──────── Records for the exercise ────────

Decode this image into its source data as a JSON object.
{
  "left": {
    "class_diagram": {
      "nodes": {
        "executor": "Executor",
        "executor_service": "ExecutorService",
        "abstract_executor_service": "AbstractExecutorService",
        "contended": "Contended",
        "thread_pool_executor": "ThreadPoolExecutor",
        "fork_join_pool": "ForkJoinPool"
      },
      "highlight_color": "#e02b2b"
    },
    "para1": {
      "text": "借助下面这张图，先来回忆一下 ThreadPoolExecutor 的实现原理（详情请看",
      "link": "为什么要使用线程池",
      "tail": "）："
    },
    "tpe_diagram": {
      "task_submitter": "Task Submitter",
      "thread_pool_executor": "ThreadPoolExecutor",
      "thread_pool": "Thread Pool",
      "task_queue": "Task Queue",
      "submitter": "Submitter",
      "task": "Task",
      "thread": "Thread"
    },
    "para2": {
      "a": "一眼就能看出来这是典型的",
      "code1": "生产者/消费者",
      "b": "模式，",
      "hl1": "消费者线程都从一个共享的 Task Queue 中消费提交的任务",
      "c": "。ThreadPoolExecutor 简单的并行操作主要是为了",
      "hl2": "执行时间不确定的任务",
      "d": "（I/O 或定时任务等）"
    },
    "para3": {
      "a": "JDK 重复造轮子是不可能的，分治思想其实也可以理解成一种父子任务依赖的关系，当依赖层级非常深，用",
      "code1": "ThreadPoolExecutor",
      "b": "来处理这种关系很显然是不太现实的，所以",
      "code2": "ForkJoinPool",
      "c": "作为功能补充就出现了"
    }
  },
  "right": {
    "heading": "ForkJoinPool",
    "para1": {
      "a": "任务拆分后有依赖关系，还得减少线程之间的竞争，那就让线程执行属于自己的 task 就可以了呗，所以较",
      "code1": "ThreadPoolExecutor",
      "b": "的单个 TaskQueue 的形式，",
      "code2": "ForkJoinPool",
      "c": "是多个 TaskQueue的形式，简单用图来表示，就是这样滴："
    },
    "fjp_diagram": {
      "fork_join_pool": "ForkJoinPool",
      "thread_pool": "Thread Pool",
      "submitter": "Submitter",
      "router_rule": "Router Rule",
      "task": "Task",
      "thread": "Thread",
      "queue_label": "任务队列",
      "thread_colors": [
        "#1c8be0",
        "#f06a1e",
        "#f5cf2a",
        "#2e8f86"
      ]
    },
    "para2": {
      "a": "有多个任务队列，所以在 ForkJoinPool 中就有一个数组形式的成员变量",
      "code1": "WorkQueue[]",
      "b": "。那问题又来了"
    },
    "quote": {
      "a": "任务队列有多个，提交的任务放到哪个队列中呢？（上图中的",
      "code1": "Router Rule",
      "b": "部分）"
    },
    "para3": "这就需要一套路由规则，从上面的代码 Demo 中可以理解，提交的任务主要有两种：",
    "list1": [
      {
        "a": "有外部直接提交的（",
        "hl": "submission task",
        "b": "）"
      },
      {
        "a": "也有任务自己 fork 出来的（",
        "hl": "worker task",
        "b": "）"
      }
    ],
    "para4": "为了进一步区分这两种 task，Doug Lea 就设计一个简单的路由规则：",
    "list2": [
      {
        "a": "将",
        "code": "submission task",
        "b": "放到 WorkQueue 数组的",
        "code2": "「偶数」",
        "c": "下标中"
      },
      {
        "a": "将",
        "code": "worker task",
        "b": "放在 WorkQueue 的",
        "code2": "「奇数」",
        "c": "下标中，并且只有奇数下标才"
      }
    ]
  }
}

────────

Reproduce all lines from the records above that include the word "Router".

> _Result of this exercise_
      "router_rule": "Router Rule",
      "code1": "Router Rule",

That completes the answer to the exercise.